(This blog is a re-post of an amazing post by Liz Ryan on Linkedin. We encourage you to click here to read the full article.)
“Two years ago, my eldest children (boy-girl twins) graduated high school. I remember standing in the lobby outside the auditorium after their last high school concert, waiting for them to join my husband and me. I had kept it together pretty well through the concert, letting at most half a dozen tears fall as I thought about all the recitals, lessons, pool parties, science fairs and other growing-up experiences that were now behind us.
On the wall outside the auditorium hung a framed portrait of the senior class. I studied it as I waited for my two performers to emerge.
Here’s a kid my son played soccer with, back in third grade. This six-foot-plus beanpole over here used to ride his bike with training wheels down our driveway. Looking at 500 kids about to head off to their destinies, I felt the usual mix of pride, joy and sadness at the end of an era – but mostly pride. A father stood next to me, also surveying the faces of the graduating seniors.

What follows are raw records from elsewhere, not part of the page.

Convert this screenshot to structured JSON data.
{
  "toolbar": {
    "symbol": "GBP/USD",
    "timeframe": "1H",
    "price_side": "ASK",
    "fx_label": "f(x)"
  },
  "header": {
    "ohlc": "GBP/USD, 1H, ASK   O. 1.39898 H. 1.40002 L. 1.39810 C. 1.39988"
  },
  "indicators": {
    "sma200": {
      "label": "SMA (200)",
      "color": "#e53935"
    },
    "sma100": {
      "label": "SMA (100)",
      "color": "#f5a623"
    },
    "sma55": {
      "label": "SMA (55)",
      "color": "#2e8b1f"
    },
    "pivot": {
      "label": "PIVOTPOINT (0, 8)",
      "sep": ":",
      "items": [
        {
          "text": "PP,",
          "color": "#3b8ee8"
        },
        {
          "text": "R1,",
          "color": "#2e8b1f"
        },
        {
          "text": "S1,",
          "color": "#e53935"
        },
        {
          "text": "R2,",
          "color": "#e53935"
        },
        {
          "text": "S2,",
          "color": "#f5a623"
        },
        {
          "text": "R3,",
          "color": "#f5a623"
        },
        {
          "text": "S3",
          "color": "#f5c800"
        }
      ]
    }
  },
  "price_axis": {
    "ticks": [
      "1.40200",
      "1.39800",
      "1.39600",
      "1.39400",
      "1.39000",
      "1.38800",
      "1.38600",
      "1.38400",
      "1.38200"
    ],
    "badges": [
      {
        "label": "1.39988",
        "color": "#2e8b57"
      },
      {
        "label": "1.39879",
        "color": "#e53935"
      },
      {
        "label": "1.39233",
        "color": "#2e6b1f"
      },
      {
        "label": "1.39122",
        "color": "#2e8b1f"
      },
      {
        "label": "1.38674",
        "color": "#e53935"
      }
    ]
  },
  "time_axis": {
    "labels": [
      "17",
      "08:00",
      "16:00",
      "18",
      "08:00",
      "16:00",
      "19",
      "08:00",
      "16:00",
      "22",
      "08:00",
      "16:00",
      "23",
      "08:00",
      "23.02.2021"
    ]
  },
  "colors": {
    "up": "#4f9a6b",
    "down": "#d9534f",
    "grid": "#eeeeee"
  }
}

“One of these kids yours?” asked the dad. “Two of them,” I said, “this guy up here and this girl, down on the first row.” “What are they going to do in college?” he asked. “They’re both going to study music,” I said. “Oh, no!” exclaimed the dad as he turned and walked away – ” MORE